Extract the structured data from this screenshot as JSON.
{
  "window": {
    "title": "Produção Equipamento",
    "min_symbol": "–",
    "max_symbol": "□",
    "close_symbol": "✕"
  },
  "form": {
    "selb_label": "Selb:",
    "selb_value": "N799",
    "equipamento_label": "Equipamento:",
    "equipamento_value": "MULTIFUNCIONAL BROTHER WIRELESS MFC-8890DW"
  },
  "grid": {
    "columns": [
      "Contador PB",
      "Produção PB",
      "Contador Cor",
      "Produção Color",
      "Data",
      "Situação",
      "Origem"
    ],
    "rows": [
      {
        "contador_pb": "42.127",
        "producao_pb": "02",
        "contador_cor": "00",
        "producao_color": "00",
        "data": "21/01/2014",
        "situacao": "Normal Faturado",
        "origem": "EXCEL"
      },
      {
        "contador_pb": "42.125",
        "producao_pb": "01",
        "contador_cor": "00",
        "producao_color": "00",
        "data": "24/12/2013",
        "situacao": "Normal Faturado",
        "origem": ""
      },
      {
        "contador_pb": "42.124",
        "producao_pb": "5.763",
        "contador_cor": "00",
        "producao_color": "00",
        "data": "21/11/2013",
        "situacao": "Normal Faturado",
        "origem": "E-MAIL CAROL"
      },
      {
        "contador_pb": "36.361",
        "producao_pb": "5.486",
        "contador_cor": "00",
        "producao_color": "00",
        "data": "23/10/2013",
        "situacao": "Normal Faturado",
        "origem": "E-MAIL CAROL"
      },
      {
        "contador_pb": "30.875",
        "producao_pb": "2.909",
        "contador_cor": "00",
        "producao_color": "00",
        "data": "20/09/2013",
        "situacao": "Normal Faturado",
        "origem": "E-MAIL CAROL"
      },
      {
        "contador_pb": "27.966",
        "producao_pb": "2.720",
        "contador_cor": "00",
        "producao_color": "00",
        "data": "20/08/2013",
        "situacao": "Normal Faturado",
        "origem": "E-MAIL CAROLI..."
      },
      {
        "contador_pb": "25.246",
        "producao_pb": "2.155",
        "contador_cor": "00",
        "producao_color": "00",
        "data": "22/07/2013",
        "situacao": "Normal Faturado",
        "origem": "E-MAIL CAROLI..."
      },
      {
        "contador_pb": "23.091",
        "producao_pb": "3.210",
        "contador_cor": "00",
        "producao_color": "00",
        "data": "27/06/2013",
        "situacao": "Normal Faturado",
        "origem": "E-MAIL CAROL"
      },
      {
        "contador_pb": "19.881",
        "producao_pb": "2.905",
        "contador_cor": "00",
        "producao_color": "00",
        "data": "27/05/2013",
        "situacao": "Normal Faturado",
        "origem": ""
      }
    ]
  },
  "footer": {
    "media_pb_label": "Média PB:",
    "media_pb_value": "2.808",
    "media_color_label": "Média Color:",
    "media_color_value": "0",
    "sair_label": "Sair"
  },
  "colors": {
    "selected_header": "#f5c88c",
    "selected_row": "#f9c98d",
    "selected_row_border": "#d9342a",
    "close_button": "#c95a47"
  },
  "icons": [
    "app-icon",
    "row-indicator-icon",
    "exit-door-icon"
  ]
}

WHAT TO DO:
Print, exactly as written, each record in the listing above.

RESULT BELOW:
Extract the structured data from this screenshot as JSON.
{
  "window": {
    "title": "Produção Equipamento",
    "min_symbol": "–",
    "max_symbol": "□",
    "close_symbol": "✕"
  },
  "form": {
    "selb_label": "Selb:",
    "selb_value": "N799",
    "equipamento_label": "Equipamento:",
    "equipamento_value": "MULTIFUNCIONAL BROTHER WIRELESS MFC-8890DW"
  },
  "grid": {
    "columns": [
      "Contador PB",
      "Produção PB",
      "Contador Cor",
      "Produção Color",
      "Data",
      "Situação",
      "Origem"
    ],
    "rows": [
      {
        "contador_pb": "42.127",
        "producao_pb": "02",
        "contador_cor": "00",
        "producao_color": "00",
        "data": "21/01/2014",
        "situacao": "Normal Faturado",
        "origem": "EXCEL"
      },
      {
        "contador_pb": "42.125",
        "producao_pb": "01",
        "contador_cor": "00",
        "producao_color": "00",
        "data": "24/12/2013",
        "situacao": "Normal Faturado",
        "origem": ""
      },
      {
        "contador_pb": "42.124",
        "producao_pb": "5.763",
        "contador_cor": "00",
        "producao_color": "00",
        "data": "21/11/2013",
        "situacao": "Normal Faturado",
        "origem": "E-MAIL CAROL"
      },
      {
        "contador_pb": "36.361",
        "producao_pb": "5.486",
        "contador_cor": "00",
        "producao_color": "00",
        "data": "23/10/2013",
        "situacao": "Normal Faturado",
        "origem": "E-MAIL CAROL"
      },
      {
        "contador_pb": "30.875",
        "producao_pb": "2.909",
        "contador_cor": "00",
        "producao_color": "00",
        "data": "20/09/2013",
        "situacao": "Normal Faturado",
        "origem": "E-MAIL CAROL"
      },
      {
        "contador_pb": "27.966",
        "producao_pb": "2.720",
        "contador_cor": "00",
        "producao_color": "00",
        "data": "20/08/2013",
        "situacao": "Normal Faturado",
        "origem": "E-MAIL CAROLI..."
      },
      {
        "contador_pb": "25.246",
        "producao_pb": "2.155",
        "contador_cor": "00",
        "producao_color": "00",
        "data": "22/07/2013",
        "situacao": "Normal Faturado",
        "origem": "E-MAIL CAROLI..."
      },
      {
        "contador_pb": "23.091",
        "producao_pb": "3.210",
        "contador_cor": "00",
        "producao_color": "00",
        "data": "27/06/2013",
        "situacao": "Normal Faturado",
        "origem": "E-MAIL CAROL"
      },
      {
        "contador_pb": "19.881",
        "producao_pb": "2.905",
        "contador_cor": "00",
        "producao_color": "00",
        "data": "27/05/2013",
        "situacao": "Normal Faturado",
        "origem": ""
      }
    ]
  },
  "footer": {
    "media_pb_label": "Média PB:",
    "media_pb_value": "2.808",
    "media_color_label": "Média Color:",
    "media_color_value": "0",
    "sair_label": "Sair"
  },
  "colors": {
    "selected_header": "#f5c88c",
    "selected_row": "#f9c98d",
    "selected_row_border": "#d9342a",
    "close_button": "#c95a47"
  },
  "icons": [
    "app-icon",
    "row-indicator-icon",
    "exit-door-icon"
  ]
}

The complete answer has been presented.